Before you begin homeschooling
Determine if homeschooling is best for your family
- Parents (or guardians) who homeschool are responsible for the education of each student, including purchase of books, supplies, and tests.
- Homeschooled students must be tested in grades 3, 5, 7, 9, and 11 at the expense of the parent.
- Understand the different philosophies and methods of homeschooling and decide if homeschooling is best for your family’s lifestyle and your child’s educational needs. Click here to read about popular homeschooling methods, styles, and philosophies.
- Homeschooling families are responsible to keep records of attendance, immunizations, and test scores. It is also helpful to keep records of high school course work for college applications.
- Click here to read about commitments your family may have to make to homeschool.
Know the law
- You must provide written notification to any Colorado school district at least 14 days before beginning to homeschool. A change in the law, effective July 1, 2007, requires parents to provide written notice of the intent to homeschool once a child turns the age of six years old. Parents are not required to begin the homeschool program until the child is seven years old. The written notice must include the name, age, place of residence, and number of hours of attendance in the school year for each child who will homeschool (the number of hours should be at least an average of four hours per day for 172 days per year, for a total of at least 688 hours for the school year). You must notify the school district each year that the child is homeschooled, until age sixteen.

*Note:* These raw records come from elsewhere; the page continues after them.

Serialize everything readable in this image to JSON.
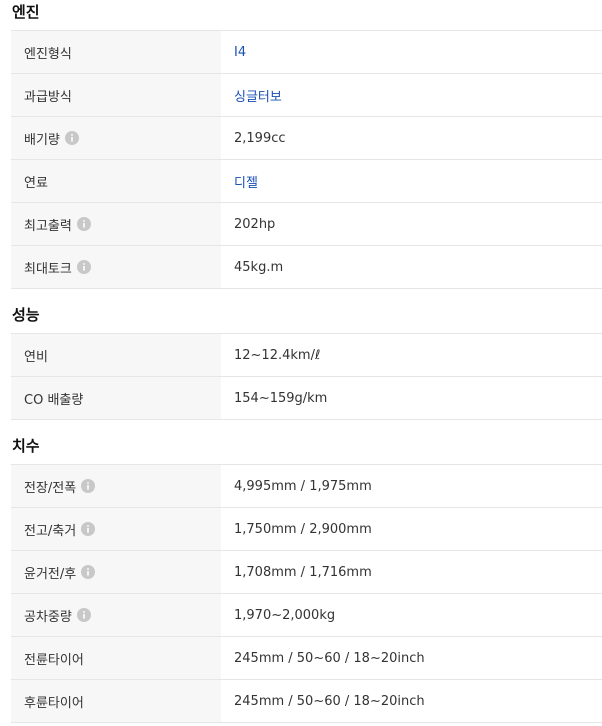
{
  "sections": [
    {
      "title": "엔진",
      "rows": [
        {
          "label": "엔진형식",
          "value": "I4",
          "link": true,
          "info": false
        },
        {
          "label": "과급방식",
          "value": "싱글터보",
          "link": true,
          "info": false
        },
        {
          "label": "배기량",
          "value": "2,199cc",
          "link": false,
          "info": true
        },
        {
          "label": "연료",
          "value": "디젤",
          "link": true,
          "info": false
        },
        {
          "label": "최고출력",
          "value": "202hp",
          "link": false,
          "info": true
        },
        {
          "label": "최대토크",
          "value": "45kg.m",
          "link": false,
          "info": true
        }
      ]
    },
    {
      "title": "성능",
      "rows": [
        {
          "label": "연비",
          "value": "12~12.4km/ℓ",
          "link": false,
          "info": false
        },
        {
          "label": "CO 배출량",
          "value": "154~159g/km",
          "link": false,
          "info": false
        }
      ]
    },
    {
      "title": "치수",
      "rows": [
        {
          "label": "전장/전폭",
          "value": "4,995mm / 1,975mm",
          "link": false,
          "info": true
        },
        {
          "label": "전고/축거",
          "value": "1,750mm / 2,900mm",
          "link": false,
          "info": true
        },
        {
          "label": "윤거전/후",
          "value": "1,708mm / 1,716mm",
          "link": false,
          "info": true
        },
        {
          "label": "공차중량",
          "value": "1,970~2,000kg",
          "link": false,
          "info": true
        },
        {
          "label": "전륜타이어",
          "value": "245mm / 50~60 / 18~20inch",
          "link": false,
          "info": false
        },
        {
          "label": "후륜타이어",
          "value": "245mm / 50~60 / 18~20inch",
          "link": false,
          "info": false
        }
      ]
    }
  ],
  "colors": {
    "label_bg": "#f7f7f7",
    "link": "#1a4fb5",
    "border": "#e6e6e6",
    "info_icon": "#c8c8c8"
  },
  "icons": {
    "info": "info-circle-icon"
  }
}
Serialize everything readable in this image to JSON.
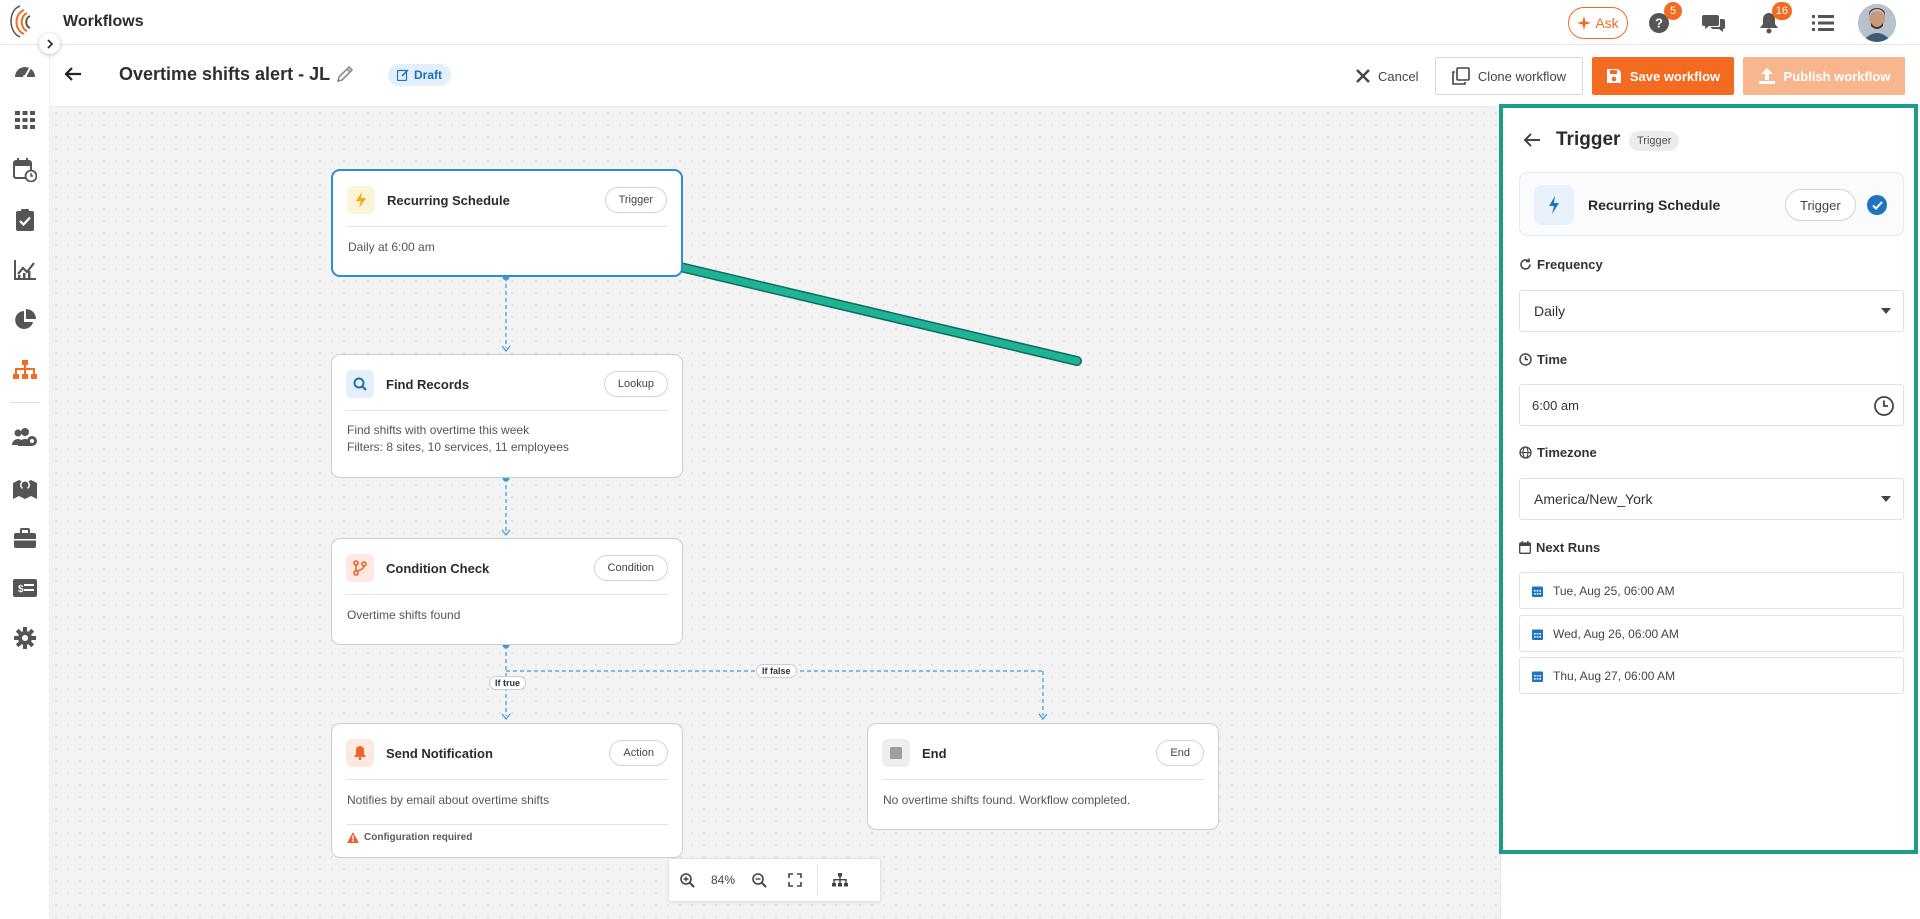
{
  "app": {
    "title": "Workflows"
  },
  "topbar": {
    "ask_label": "Ask",
    "help_badge": "5",
    "notification_badge": "16"
  },
  "workflow": {
    "title": "Overtime shifts alert - JL",
    "status": "Draft"
  },
  "actions": {
    "cancel": "Cancel",
    "clone": "Clone workflow",
    "save": "Save workflow",
    "publish": "Publish workflow"
  },
  "nodes": [
    {
      "title": "Recurring Schedule",
      "type": "Trigger",
      "body": [
        "Daily at 6:00 am"
      ],
      "icon": "bolt-icon"
    },
    {
      "title": "Find Records",
      "type": "Lookup",
      "body": [
        "Find shifts with overtime this week",
        "Filters: 8 sites, 10 services, 11 employees"
      ],
      "icon": "search-icon"
    },
    {
      "title": "Condition Check",
      "type": "Condition",
      "body": [
        "Overtime shifts found"
      ],
      "icon": "branch-icon"
    },
    {
      "title": "Send Notification",
      "type": "Action",
      "body": [
        "Notifies by email about overtime shifts"
      ],
      "warning": "Configuration required",
      "icon": "bell-icon"
    },
    {
      "title": "End",
      "type": "End",
      "body": [
        "No overtime shifts found. Workflow completed."
      ],
      "icon": "stop-icon"
    }
  ],
  "edges": {
    "if_true": "If true",
    "if_false": "If false"
  },
  "zoom": {
    "level": "84%"
  },
  "panel": {
    "title": "Trigger",
    "badge": "Trigger",
    "card_title": "Recurring Schedule",
    "card_type": "Trigger",
    "frequency_label": "Frequency",
    "frequency_value": "Daily",
    "time_label": "Time",
    "time_value": "6:00 am",
    "timezone_label": "Timezone",
    "timezone_value": "America/New_York",
    "next_runs_label": "Next Runs",
    "next_runs": [
      "Tue, Aug 25, 06:00 AM",
      "Wed, Aug 26, 06:00 AM",
      "Thu, Aug 27, 06:00 AM"
    ]
  },
  "colors": {
    "accent": "#f26b21",
    "primary": "#2f8ad8",
    "annotation": "#1a9f86"
  }
}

- Keep track of records. The law requires that you keep records of attendance, immunizations, and test scores.
- Students must be tested using a nationally norm-referenced test in grades 3, 5, 7, 9, and 11. (See below to find test resources.) The test results must be submitted to the local school district or to a private or parochial school for evaluation. If the student tests at or below the thirteenth percentile, he or she is required to enter a public, private, or parochial school at least until the next testing period.
- Homeschool instruction must include reading, writing, speaking, mathematics, history, civics, literature, science, and the United States Constitution.

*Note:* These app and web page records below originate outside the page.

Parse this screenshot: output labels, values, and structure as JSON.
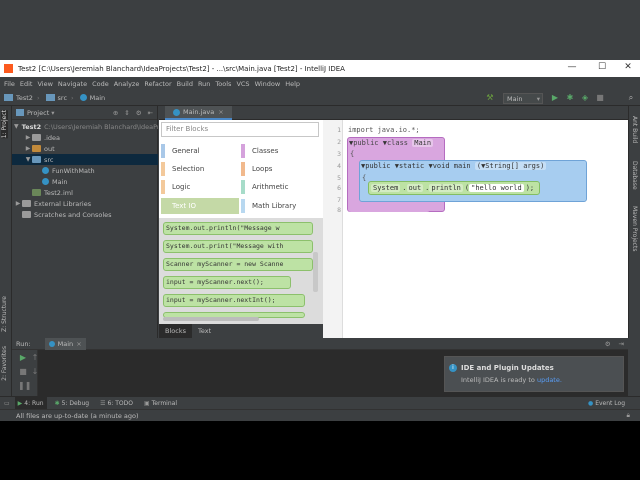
{
  "window": {
    "title": "Test2 [C:\\Users\\Jeremiah Blanchard\\IdeaProjects\\Test2] - ...\\src\\Main.java [Test2] - IntelliJ IDEA",
    "minimize": "—",
    "maximize": "☐",
    "close": "✕"
  },
  "menu": [
    "File",
    "Edit",
    "View",
    "Navigate",
    "Code",
    "Analyze",
    "Refactor",
    "Build",
    "Run",
    "Tools",
    "VCS",
    "Window",
    "Help"
  ],
  "navbar": {
    "crumbs": [
      "Test2",
      "src",
      "Main"
    ],
    "run_config": "Main"
  },
  "left_stripe": {
    "project": "1: Project",
    "structure": "Z: Structure",
    "favorites": "2: Favorites"
  },
  "right_stripe": {
    "ant": "Ant Build",
    "database": "Database",
    "maven": "Maven Projects"
  },
  "project_panel": {
    "title": "Project",
    "tree": [
      {
        "label": "Test2",
        "path": "C:\\Users\\Jeremiah Blanchard\\IdeaProjects\\Test2"
      },
      {
        "label": ".idea"
      },
      {
        "label": "out"
      },
      {
        "label": "src"
      },
      {
        "label": "FunWithMath"
      },
      {
        "label": "Main"
      },
      {
        "label": "Test2.iml"
      },
      {
        "label": "External Libraries"
      },
      {
        "label": "Scratches and Consoles"
      }
    ]
  },
  "editor": {
    "tab": "Main.java"
  },
  "palette": {
    "filter_placeholder": "Filter Blocks",
    "categories": [
      {
        "label": "General",
        "color": "#a9c8e8"
      },
      {
        "label": "Classes",
        "color": "#d5a2dc"
      },
      {
        "label": "Selection",
        "color": "#f3c99b"
      },
      {
        "label": "Loops",
        "color": "#f1b98d"
      },
      {
        "label": "Logic",
        "color": "#f3c99b"
      },
      {
        "label": "Arithmetic",
        "color": "#a7dcc9"
      },
      {
        "label": "Text IO",
        "color": "#c4d9a6"
      },
      {
        "label": "Math Library",
        "color": "#b8d8f0"
      }
    ],
    "blocks": [
      "System.out.println(\"Message w",
      "System.out.print(\"Message with",
      "Scanner myScanner = new Scanne",
      "input = myScanner.next();",
      "input = myScanner.nextInt();"
    ],
    "tabs": [
      "Blocks",
      "Text"
    ]
  },
  "code": {
    "line_numbers": [
      "1",
      "2",
      "3",
      "4",
      "5",
      "6",
      "7",
      "8"
    ],
    "import": "import java.io.*;",
    "class_public": "public",
    "class_kw": "class",
    "class_name": "Main",
    "brace_open": "{",
    "m_public": "public",
    "m_static": "static",
    "m_void": "void",
    "m_name": "main",
    "m_param_type": "String[]",
    "m_param": "args)",
    "stmt_sys": "System",
    "stmt_out": "out",
    "stmt_println": "println",
    "stmt_arg": "\"hello world",
    "stmt_end": ");"
  },
  "run_panel": {
    "label": "Run:",
    "tab": "Main",
    "notification": {
      "title": "IDE and Plugin Updates",
      "body_prefix": "IntelliJ IDEA is ready to",
      "link": "update."
    }
  },
  "tool_tabs": [
    "4: Run",
    "5: Debug",
    "6: TODO",
    "Terminal"
  ],
  "event_log": "Event Log",
  "status": "All files are up-to-date (a minute ago)"
}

- Homeschool students have the right to participate in extra-curricular and interscholastic activities at the local public school. See your neighborhood school for more information. If the student plans to participate in high school varsity athletics, be aware that participation may be limited because of CHSAA rules.
- Parents are not required to have a teaching license to homeschool their children.

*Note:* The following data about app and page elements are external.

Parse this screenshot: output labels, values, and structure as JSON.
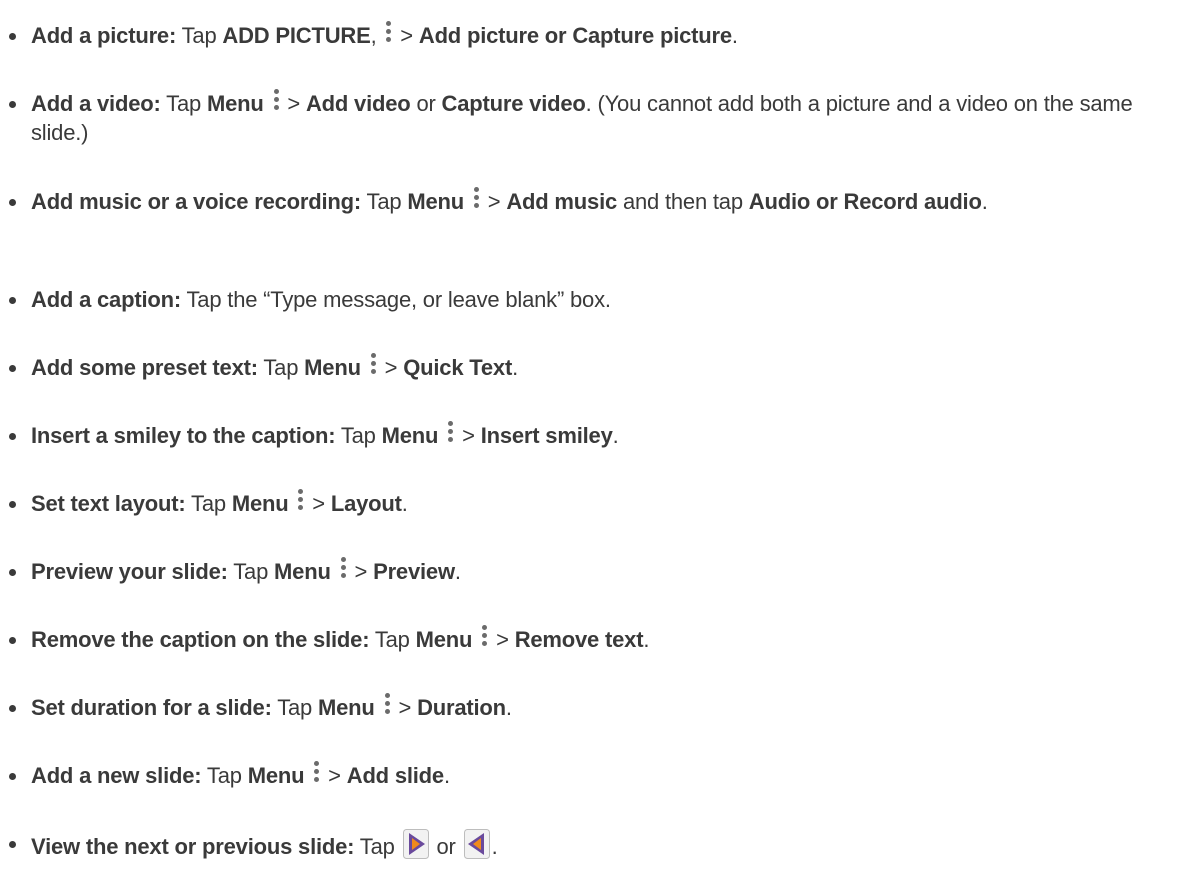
{
  "items": [
    {
      "label": "Add a picture:",
      "tap": " Tap ",
      "b1": "ADD PICTURE",
      "sep": ", ",
      "gt": " > ",
      "b2": "Add picture or Capture picture",
      "end": "."
    },
    {
      "label": "Add a video:",
      "tap": " Tap ",
      "menu": "Menu",
      "gt": " > ",
      "b1": "Add video",
      "or": " or ",
      "b2": "Capture video",
      "end": ". (You cannot add both a picture and a video on the same slide.)"
    },
    {
      "label": "Add music or a voice recording:",
      "tap": " Tap ",
      "menu": "Menu",
      "gt": " > ",
      "b1": "Add music",
      "mid": " and then tap ",
      "b2": "Audio or Record audio",
      "end": "."
    },
    {
      "label": "Add a caption:",
      "text": " Tap the “Type message, or leave blank” box."
    },
    {
      "label": "Add some preset text:",
      "tap": " Tap ",
      "menu": "Menu",
      "gt": " > ",
      "b1": "Quick Text",
      "end": "."
    },
    {
      "label": "Insert a smiley to the caption:",
      "tap": " Tap ",
      "menu": "Menu",
      "gt": " > ",
      "b1": "Insert smiley",
      "end": "."
    },
    {
      "label": "Set text layout:",
      "tap": " Tap ",
      "menu": "Menu",
      "gt": " > ",
      "b1": "Layout",
      "end": "."
    },
    {
      "label": "Preview your slide:",
      "tap": " Tap ",
      "menu": "Menu",
      "gt": " > ",
      "b1": "Preview",
      "end": "."
    },
    {
      "label": "Remove the caption on the slide:",
      "tap": " Tap ",
      "menu": "Menu",
      "gt": " > ",
      "b1": "Remove text",
      "end": "."
    },
    {
      "label": "Set duration for a slide:",
      "tap": " Tap ",
      "menu": "Menu",
      "gt": " > ",
      "b1": "Duration",
      "end": "."
    },
    {
      "label": "Add a new slide:",
      "tap": " Tap ",
      "menu": "Menu",
      "gt": " > ",
      "b1": "Add slide",
      "end": "."
    },
    {
      "label": "View the next or previous slide:",
      "tap": " Tap ",
      "or": " or ",
      "end": "."
    }
  ],
  "icons": {
    "menu": "menu-dots-icon",
    "next": "next-slide-icon",
    "previous": "previous-slide-icon"
  },
  "colors": {
    "text": "#3a3a3a",
    "icon_orange": "#f08a1c",
    "icon_purple": "#6a4a9c"
  }
}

- You can read the homeschooling law here or see Colorado Revised Statutes 22-33-104.5. Note: 2007 legislation changed the age at which a parent must submit written notification to the school district to age six (previously age seven) on August 1. You can read Senate Bill 07-016 for the text of the new requirements.
Find a support group
Visit several support groups and find one that is the most helpful for your family.
A variety of religious and secular homeschool support groups in Colorado are listed on these sites:
Decide which curriculum to use
- The law requires that students study reading, writing, speaking, mathematics, history, civics, literature, science, and the United States Constitution.
- Understand the various philosophies and methods of homeschooling. Choose your homeschooling curricula based on your values and on how your child learns best. Click here to read about popular homeschooling methods, styles, and philosophies.
- Some families choose to purchase all of their curricula from the same publisher or company. Other families pick and choose from different sources for each subject.
- Another option is an independent, correspondence, or distance learning school where a student enrolls in the school but does his work at home. These types of schools provide a wide variety of services such as testing, curriculum design, record keeping, diplomas, graduation ceremonies, and more.
- Talk with homeschooling parents and ask what curricula have worked for their children.
- Click here for a list of public schools that offer special classes for homeschoolers
- See below for links to homeschooling resources and bookstores that sell homeschooling materials.
Standardized testing information
Tests must be administered by people who have been approved by the testing company. You can find qualified individuals through the CHEC testing Web page, homeschool support groups, and ads in homeschooling magazines. As part of their services, many non-public and charter schools offer standardized testing for homeschooled students.
Homeschool resource links
- A-Z Home’s Cool Curriculum links
- About.com: Homeschool Curriculum
- Christian Home Educators of Colorado
- Online Homeschooling
- Secular Homeschool Groups
Independent, Correspondence, and Distance Learning Schools and Programs
- Christian Home Educators of Colorado – Independent School
- A-Z Home’s Cool – Distance Learning Programs
- A-Z Home’s Cool – Online – Cyberschools
- A-Z Home’s Cool – Colorado Cover Schools
Homeschooling Children with Special Needs
- Homeschool Central’s Special Needs Links
- Home School Legal Defense – Homeschooling Your Struggling Learner
Public School Programs for Home Education
- View a list of public schools that offer special classes for homeschoolers
- Find home-based public online programs (Note: students who enroll in a home-based public online school are considered public school students, subject to public school requirements, and not subject to the homeschool law)
History of Homeschooling in Colorado